By Brendan Moyle 05/07/2018

It is the tenth anniversary of the Science Media Centre. That also means I have been blogging here since 2009.

This was not the first blogging platform I used. I originally started in the Opera blog community. Opera shutdown their blog service in March 2014 as what was supposed to be a support community for their browser users took on a life of its own as a fully-fledged blogging service. It became too unwieldy and expensive to maintain. At that time I was posting nearly every day. To be fair, often that was a photo or 3 with brief comments.

The evolution of blogging

In evolutionary terms, blogging once occupied a large landscape. I used it socially, to promote science and conservation, and like many, to indulge my non-academic interests. In my case that was photography. Over the last decade that has changed. Other social media has grown to take over the social niche. Many hobbies have found their own specialised forums. Now photographers are more likely to be posting to Instagram or Flickr or the like, rather than use their own blogs. My Instagram account is nznaturephotos by the way…

Blogging occupies a narrower nice than before. I’m more inclined to stick to environmental and conservation issues, especially of local topics. As the landscape changed, I’ve had to change with it. Hence there are more posts on cycling or government policies than before.

What I do like about Sciblogs NZ, is that it does group together a bunch of people of similar interests and there’s usually something I am interested in enough to read, every day.

The Predators

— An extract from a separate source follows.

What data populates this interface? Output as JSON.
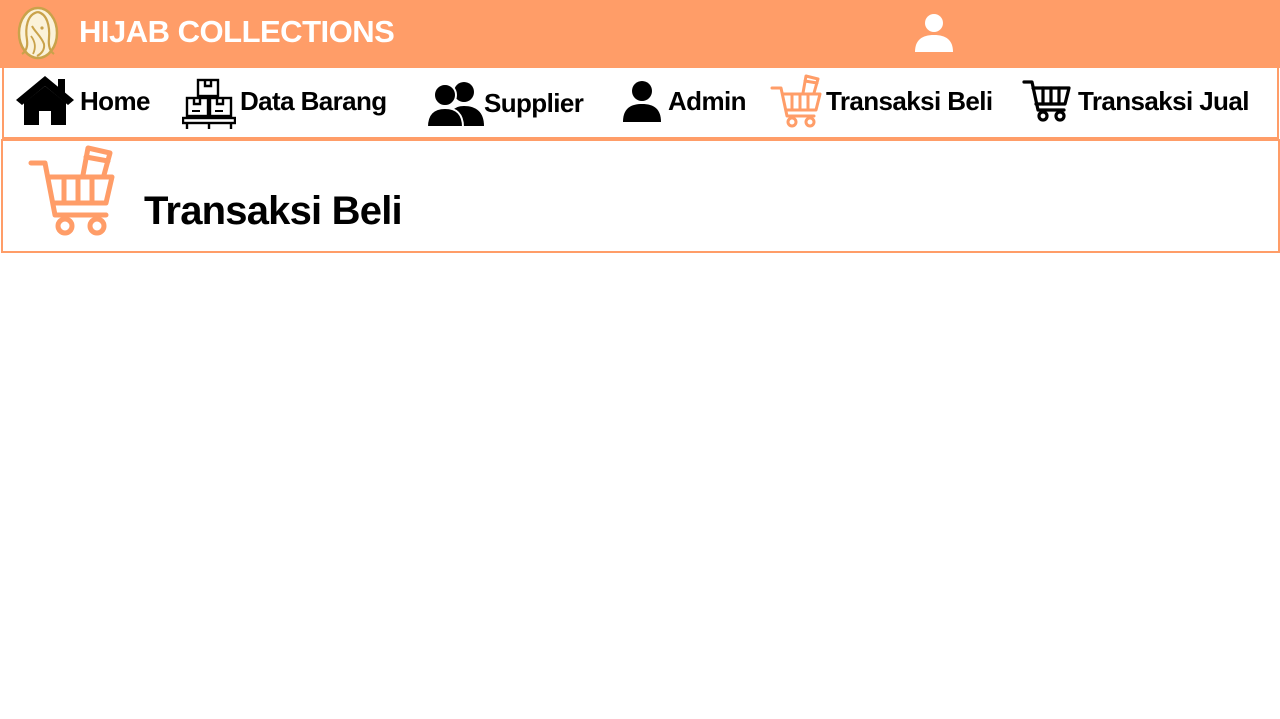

In an expanding landscape, with several evolutionary fronts, predators soon emerged. Some of these are familiar to us all. Trolls are one such creature. With their sole mission of trying to upset, distract or hijack conversations, they can take a more sinister turn. The case of David Markuze is one instance of this, who harassed popular science blogger PZ Meyers for years. David eventually was arrested, given a probationary sentence and mandatory psychiatry treatment.

We have to operate far more warily as a result. Personal information is carefully fenced off. Anything that might identify spouses or children. Contact information is restricted. The old days of happily including a link to your private or work email has long gone.

In my case, I ended up with one of the worst kinds of predators. This was the stalker. She’s still out there by the way, trying to make contact from time to time. Mental illness- which is the main driver here- does not have an expiry date. At its peak (2011-14) it was pretty tough to go through. The salient lessons are while women are the most common targets of stalking, men are not immune. Further, this isn’t some love-sick or infatuated woman. This is a sinister, if mentally ill, person trying to control you by all means possible. Nothing is out of bounds. I have a large, thick police file on her. It has some horrible stuff in it. The Police don’t take complaints if people are mean to you on the web, or want to have sex with you. It takes some pretty nasty threats.

Back to the science

So I have to apply more prudent self-regulations now. I don’t describe a lot of the stuff I do on the illegal wildlife trade now. It is actually pretty interesting, but it really covers a lot of things that can’t be put into the public domain.  It does make it also challenging to post as often as I once did. Nonetheless, Sciblogs occupies a space that is well suited for talking about science in this region. There are going to be some major conservation challenges moving forward. And this is why I will, and like to, talk about many of them.